So, what is your superpower? What do you bring to your job, role and interactions that consistently adds value? When do people seek you out and why? Often your superpower is lying in plain sight and is not your technical qualification. Find and nurture it to enjoy your work while thriving in your career. Like every superhero, your superpower can also have a dark side that you need to avoid. Do you recognise any of your superpowers here?
Are you the person who enjoys the future more than the past and thus sees immense possibilities in a situation? Describe what you see. Do you find it inspiring? Dream some more and describe your vision in greater detail. People want to see a picture that energises them with hope. When you sharpen your ability to communicate your dreams in an inspiring manner, you empower yourself and others. In the role of a leader or startup founder, you are able to get a team together and make the shared vision a reality. To build this superpower, invest time to think about the vision you are creating. Read and learn more, to fill the gaps. Learn to communicate better so that your story is easily understood. Partner with people who are quick to act.
You are the first partner of the visionary. You bring enthusiasm and action to the table as a change-maker. While others are busy planning and discussing, you can’t wait for the meeting to finish and to get going with the action. Being around you raises everyone’s energy levels, gets stuff moving and makes it possible for a team or organisation to change. You learn by doing things and figuring out what works. Choose roles where you are measured on the results you deliver, where there is an opportunity for innovation/ change and seek decision makers who need your skills the most. Your biggest risk may come from an eagerness to commit and lock yourself on to a path to failure without having evaluated the risk.
While the visionary speaks and the change maker jumps into action, your thoughts go towards the optimal plan to reach the goal. The more complicated the situation, the more you enjoy thinking through what is available, what can work, what could fail and the best way to put everything and everyone together. Your superpower lies in your ability to constantly create effective plans and find better ways in a changing world. Choose roles where there are fewer rules and many moving parts including large events and projects. Beware of taking on too many projects on your plate and not being available for your manager or primary team.

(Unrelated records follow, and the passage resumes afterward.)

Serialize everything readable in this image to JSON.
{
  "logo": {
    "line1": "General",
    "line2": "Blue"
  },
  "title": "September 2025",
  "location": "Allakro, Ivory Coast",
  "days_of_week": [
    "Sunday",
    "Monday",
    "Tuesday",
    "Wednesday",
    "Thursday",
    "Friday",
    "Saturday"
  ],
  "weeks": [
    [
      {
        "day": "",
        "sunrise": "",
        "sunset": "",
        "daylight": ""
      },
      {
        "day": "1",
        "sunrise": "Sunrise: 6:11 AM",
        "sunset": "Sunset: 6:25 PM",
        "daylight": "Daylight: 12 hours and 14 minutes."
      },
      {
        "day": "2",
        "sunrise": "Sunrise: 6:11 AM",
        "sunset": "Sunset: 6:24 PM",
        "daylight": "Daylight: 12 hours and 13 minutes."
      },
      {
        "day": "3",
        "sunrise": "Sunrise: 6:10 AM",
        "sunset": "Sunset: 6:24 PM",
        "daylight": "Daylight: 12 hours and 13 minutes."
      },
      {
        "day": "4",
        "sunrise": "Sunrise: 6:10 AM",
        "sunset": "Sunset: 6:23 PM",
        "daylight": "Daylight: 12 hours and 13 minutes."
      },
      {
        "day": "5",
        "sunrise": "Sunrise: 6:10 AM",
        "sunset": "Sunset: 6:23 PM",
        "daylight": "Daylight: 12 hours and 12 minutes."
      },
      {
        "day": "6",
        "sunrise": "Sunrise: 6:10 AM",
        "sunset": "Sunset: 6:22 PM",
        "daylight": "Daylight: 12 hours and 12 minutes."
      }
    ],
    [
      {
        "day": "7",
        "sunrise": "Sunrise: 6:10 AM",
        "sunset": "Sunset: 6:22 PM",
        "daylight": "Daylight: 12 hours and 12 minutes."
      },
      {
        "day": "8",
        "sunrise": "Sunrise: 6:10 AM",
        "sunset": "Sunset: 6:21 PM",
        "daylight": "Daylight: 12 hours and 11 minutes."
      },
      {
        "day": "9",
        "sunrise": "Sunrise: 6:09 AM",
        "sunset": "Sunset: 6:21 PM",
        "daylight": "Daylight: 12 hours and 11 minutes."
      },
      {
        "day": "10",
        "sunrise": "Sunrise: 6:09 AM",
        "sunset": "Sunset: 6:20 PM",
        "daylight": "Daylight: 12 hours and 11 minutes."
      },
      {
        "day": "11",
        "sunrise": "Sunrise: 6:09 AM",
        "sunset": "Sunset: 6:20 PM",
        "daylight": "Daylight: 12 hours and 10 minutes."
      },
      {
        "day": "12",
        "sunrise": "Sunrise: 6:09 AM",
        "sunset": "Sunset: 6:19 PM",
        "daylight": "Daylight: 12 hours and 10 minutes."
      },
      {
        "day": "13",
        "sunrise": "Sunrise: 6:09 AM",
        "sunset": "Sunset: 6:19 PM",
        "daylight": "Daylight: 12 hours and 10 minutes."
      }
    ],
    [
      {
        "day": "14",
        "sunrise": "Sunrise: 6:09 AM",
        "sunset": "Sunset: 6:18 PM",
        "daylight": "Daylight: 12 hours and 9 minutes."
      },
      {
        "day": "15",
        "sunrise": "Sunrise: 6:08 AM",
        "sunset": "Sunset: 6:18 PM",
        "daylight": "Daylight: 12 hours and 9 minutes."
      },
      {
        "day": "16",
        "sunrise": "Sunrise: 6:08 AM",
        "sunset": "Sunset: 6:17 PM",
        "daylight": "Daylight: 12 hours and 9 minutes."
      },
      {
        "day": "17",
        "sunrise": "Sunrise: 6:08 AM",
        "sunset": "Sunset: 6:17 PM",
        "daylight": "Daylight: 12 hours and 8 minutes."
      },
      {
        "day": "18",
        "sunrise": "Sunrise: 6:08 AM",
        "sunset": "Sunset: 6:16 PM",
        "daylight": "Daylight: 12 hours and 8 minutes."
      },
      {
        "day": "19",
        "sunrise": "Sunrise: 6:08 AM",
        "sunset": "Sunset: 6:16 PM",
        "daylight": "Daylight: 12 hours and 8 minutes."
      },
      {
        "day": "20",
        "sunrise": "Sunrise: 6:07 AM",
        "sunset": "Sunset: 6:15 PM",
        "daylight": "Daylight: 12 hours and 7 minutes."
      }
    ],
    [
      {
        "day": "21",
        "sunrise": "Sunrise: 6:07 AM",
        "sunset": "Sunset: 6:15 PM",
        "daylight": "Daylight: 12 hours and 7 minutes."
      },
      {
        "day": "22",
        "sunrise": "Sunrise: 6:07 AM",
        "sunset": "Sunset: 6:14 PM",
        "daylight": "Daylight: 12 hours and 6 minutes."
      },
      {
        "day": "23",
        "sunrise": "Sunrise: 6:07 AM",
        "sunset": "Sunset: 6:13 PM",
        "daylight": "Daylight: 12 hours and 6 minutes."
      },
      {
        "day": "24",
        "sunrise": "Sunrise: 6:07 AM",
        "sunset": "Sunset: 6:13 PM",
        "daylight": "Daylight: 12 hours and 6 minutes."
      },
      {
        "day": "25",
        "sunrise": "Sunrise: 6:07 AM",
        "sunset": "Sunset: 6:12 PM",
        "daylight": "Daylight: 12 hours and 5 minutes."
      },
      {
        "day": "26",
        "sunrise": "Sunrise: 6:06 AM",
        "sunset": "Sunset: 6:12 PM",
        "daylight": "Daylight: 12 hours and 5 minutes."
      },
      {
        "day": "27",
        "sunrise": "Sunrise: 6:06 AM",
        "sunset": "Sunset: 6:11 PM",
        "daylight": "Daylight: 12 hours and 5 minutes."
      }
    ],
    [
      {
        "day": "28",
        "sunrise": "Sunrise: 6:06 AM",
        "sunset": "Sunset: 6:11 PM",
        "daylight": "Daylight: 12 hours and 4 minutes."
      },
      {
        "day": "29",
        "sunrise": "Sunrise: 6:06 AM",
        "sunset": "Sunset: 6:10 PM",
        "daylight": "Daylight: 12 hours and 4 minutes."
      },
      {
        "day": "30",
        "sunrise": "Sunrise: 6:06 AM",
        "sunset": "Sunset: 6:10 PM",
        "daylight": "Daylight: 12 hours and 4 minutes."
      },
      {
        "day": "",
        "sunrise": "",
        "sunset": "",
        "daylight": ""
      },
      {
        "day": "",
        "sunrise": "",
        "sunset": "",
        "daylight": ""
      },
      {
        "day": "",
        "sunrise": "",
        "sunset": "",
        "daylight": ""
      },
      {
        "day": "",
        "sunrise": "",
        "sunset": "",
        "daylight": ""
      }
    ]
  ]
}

While there are dreams and plans and projects, success is achieved only when things are completed. You know that you have amazing focus. Once you get started on a task, you have to see it to completion. You believe in fulfilling your responsibilities and commitments and getting the work done. You refuse to make excuses and fail on account of events outside your control. Your superpower is tenacity and grit and every team needs you to meet their goals. Your biggest challenge is your inability to let go. Avoid a sense of personal failure when the organisation or team’s priorities change, leading to your project being shelved or starved of resources.
You are able to perceive what people are feeling even when nothing is said. Thus, you are able to understand, share and respond to their needs and emotions before anyone else. As you are also kind, people trust you with information. When you recognise your superpower and use it often, you build relationships across your firm and outside. You figure out where the real problems are and know how to solve them. All teams and plans work better, when you help people stay on board and aligned similarly. Be careful of getting burnt out or distracted from acting because someone’s feelings got hurt temporarily.
The first form of honesty is self-awareness. If you are able to realistically judge and identify the boundaries of your competence, you can choose roles where you will succeed and be happier instead of letting your ego lead you to failure. Similarly, if you find it easy to be authentic with people at work, then your team learns to trust you for your feedback and inputs. You become the go-to person to get a no-nonsense opinion of what is working and what is going wrong. You will soon be a manager, a mentor or a key person in every team. Don’t misuse honesty to revel in being ruthless, offensive or becoming a Devil’s advocate in every situation. When personal biases creep in and show up in emotional statements, your honesty becomes a barrier to success.
Like many leaders, you may have an instinct in certain areas that helps in quick judgments. Your intuition comes from experience combined with relevant skills. You glance at a data set produced by your team and know that it is wrong. Trust your intuition and invest effort to discover why it is wrong or why others too might think it to be wrong.
When you hear of a new startup or a business idea, you just know it will work or not. Don’t wait for a few months or years to fi nd out whether you were right. Become an investor or adviser to such businesses where you can add immense value through your guidance. You can also choose to start the same business or simply join it as an employee.
When a job-seeker interviews at your firm, you know in the first few moments whether he will be hired or not. You have an innate sense of your company or team culture and a strong reading on verbal and non-verbal cues. Constantly measure how often your judgment is right and volunteer to make your team hiring processes better and faster.
A master salesperson usually has a gut feel in the first 15 minutes, whether the sale will happen or not. If you have that intuition, use it to choose the individual or corporate customers you will chase. If you do not have a choice, then ask for more resources and your manager’s support where you know the sale will be tough.
Almost all leaders reached the top, because they correctly picked and focused on one critical thing. They did this multiple times in their careers. Do you have the intuition to cut through the chaos and fi gure out the one or two things that matter in the current situation? Learn to say – NO – to everything else and execute to your intuition to succeed often.
(The writer is a career coach, mentor and the author of yoursortinghat.com)